With daylight nearing its end a walk around Hôtel de Ville and across to Ile de la Cité to the Notre Dame as it glowed in the last rays of sunshine finished off a great day of exploration. The days final installment was dinner at Le Bouledogue, a small dimly-lit neighbourhood café-bar-brasserie a mere stones-throw from the Pompidou.
The name of the eatery comes simply from the bulldog that belongs to the owners and hosts. The décor has your typical brasserie feel with lots of mirrors, padded bench seats, wood panelling, beer on tap, white table cloths and very friendly service. Even to the foreigners that struggle with the language.
We took a seat outside at one of the tiny round tables and started off with a cold affligem (€4.20) before diving straight into main courses. My selection of three fish (€18 salmon, cod & tuna) were cooked in seaweed steam and served up with a lotus parcel containing rice flecked with aniseed. The fish was a little bland and over-cooked but the rice was quite tasty with the aniseed and aromatic from the lotus leaf. Mr K’s pan-fried saddle of cod (€23.5) was divine and perfectly cooked, crisp skin and all. A warming mound of Rouseval potatoes with olive oil, lemon and parsley was a simple yet tasty gesture to complement the beautiful fish.
Dessert was a lovely tarte tatin with crème fraiche (€9) and a chocolate fondant (€8.5) like none I’ve had before. This was a thick slice of firm ganache-like chocolate sitting in a pool of heavenly crème anglaise. I adored every dark chocolate mouthful swilled down with vanilla anglaise and dark chocolate sprinkles. The sprig of rosemary was a nice touch as well.
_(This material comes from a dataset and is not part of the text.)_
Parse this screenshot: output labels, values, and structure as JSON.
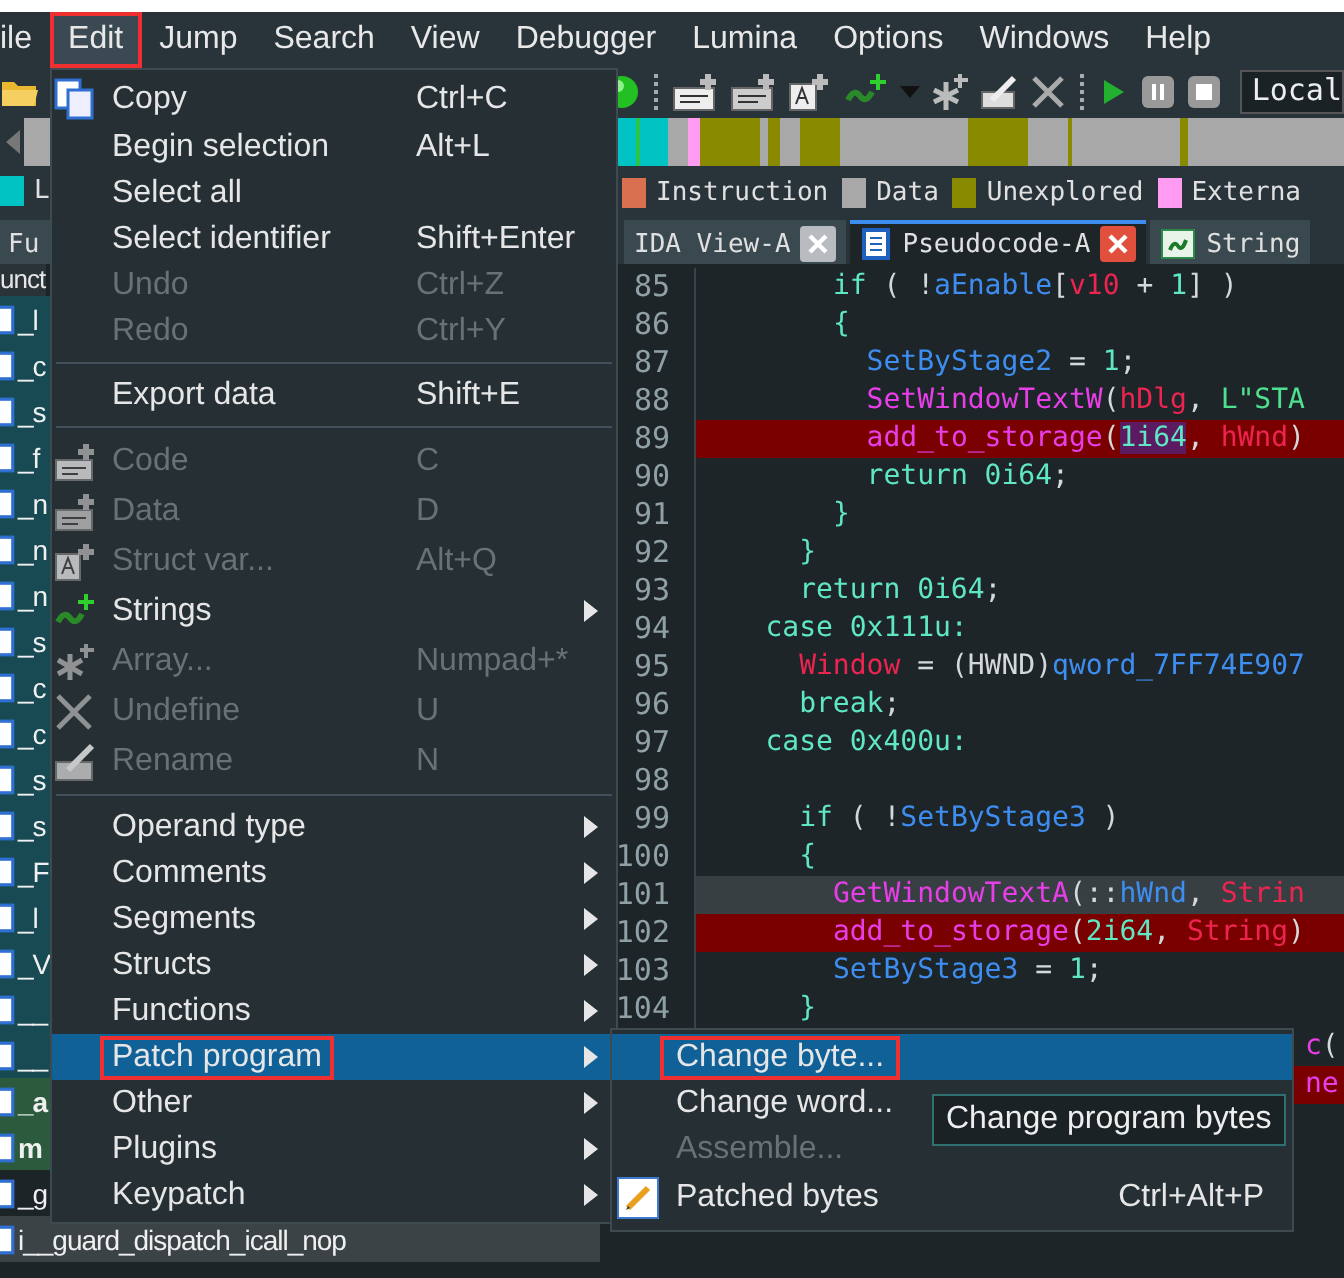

Ok kids, the day is over. I reckon we hit the markets tomorrow …..